Here is a block of records. Copy every line in it that includes "JSON".

*Component data from apps and pages*
------------------------------------------------
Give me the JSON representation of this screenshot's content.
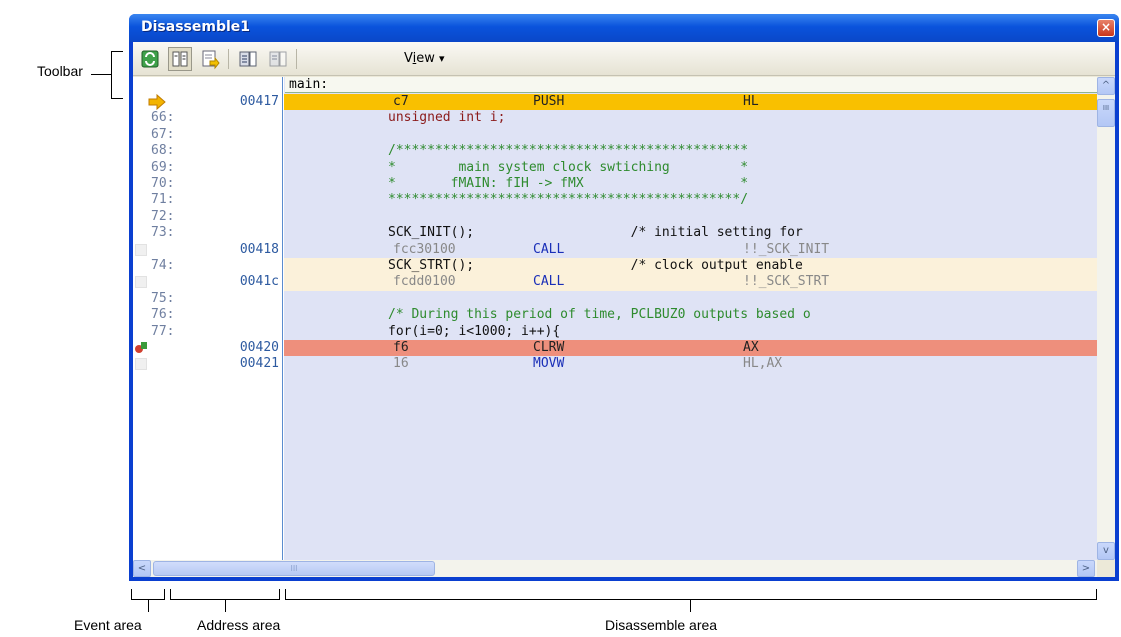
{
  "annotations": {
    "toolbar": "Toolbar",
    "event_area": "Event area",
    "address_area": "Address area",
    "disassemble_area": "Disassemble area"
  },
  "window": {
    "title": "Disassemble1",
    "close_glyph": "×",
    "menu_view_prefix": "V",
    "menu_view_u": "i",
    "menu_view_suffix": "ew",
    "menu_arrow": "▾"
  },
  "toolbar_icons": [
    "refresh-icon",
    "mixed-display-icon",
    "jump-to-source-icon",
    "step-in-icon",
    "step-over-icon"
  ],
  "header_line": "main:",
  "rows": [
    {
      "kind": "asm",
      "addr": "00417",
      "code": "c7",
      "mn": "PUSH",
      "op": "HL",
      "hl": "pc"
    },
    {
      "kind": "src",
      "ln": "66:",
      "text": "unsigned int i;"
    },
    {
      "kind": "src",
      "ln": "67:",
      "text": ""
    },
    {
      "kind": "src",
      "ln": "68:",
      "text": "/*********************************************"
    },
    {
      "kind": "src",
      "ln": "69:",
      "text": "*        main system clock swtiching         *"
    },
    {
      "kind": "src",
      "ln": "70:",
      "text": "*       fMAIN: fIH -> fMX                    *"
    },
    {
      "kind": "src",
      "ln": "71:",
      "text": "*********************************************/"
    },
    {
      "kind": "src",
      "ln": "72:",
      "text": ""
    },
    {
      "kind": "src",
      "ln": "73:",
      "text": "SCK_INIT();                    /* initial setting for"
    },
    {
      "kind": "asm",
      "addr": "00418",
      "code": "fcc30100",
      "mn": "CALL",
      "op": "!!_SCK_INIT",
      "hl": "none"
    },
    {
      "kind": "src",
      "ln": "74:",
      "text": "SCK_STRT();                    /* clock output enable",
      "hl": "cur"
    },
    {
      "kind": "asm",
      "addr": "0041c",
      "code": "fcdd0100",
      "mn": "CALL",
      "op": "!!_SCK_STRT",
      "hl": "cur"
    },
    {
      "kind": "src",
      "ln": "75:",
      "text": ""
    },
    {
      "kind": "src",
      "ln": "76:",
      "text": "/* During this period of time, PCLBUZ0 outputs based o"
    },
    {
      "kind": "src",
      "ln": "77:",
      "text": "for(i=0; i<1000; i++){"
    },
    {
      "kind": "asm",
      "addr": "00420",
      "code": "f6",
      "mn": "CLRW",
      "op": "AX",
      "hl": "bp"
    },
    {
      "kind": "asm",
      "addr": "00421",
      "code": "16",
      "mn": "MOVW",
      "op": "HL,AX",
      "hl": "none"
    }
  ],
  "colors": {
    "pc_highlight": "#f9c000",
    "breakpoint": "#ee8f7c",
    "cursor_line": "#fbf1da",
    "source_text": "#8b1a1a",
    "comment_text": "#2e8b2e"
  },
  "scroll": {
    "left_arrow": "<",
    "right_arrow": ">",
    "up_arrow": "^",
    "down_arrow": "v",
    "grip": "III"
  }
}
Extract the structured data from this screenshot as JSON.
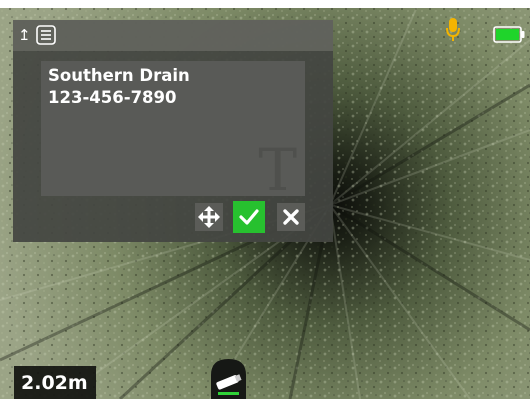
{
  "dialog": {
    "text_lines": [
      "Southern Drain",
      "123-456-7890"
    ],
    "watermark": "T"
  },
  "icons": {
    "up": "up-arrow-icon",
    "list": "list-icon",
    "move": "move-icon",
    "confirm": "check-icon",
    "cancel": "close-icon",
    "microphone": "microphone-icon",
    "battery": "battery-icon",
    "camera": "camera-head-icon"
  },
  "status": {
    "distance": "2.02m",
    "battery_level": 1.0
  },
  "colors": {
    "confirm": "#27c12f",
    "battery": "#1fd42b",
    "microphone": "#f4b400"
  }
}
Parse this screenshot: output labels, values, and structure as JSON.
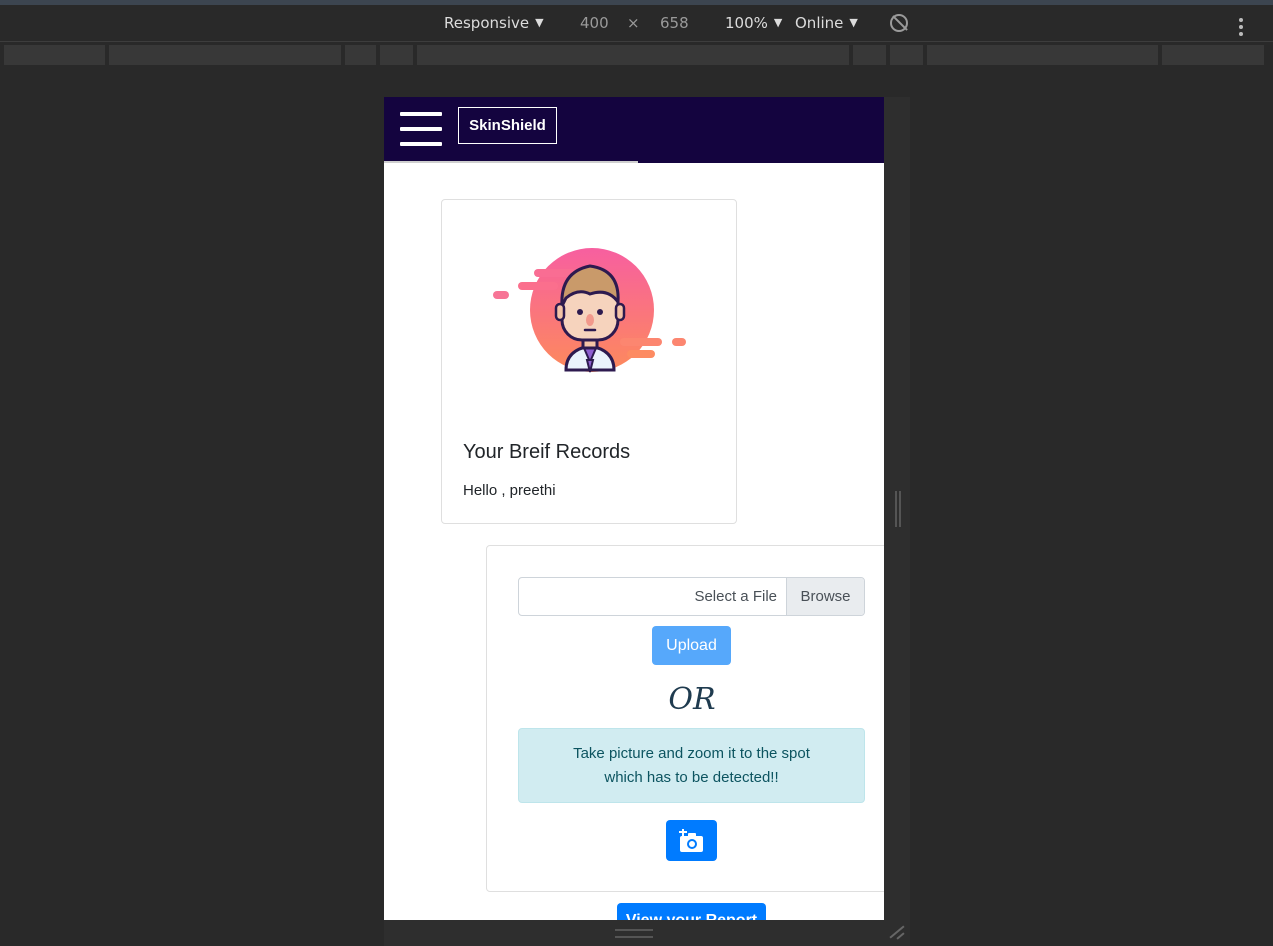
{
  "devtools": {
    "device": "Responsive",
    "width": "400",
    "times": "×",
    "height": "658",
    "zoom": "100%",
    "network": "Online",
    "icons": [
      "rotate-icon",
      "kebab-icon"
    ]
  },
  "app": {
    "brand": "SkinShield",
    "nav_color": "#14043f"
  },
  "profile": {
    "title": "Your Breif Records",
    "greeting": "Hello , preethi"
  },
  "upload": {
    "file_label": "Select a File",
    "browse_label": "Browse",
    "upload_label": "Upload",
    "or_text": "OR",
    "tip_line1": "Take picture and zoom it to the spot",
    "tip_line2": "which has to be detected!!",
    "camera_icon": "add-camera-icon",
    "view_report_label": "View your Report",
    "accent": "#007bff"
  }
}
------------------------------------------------
*Your solution*
Give me the JSON representation of this screenshot's content.
Extract the structured data from this screenshot as JSON.
Parse this screenshot: output labels, values, and structure as JSON.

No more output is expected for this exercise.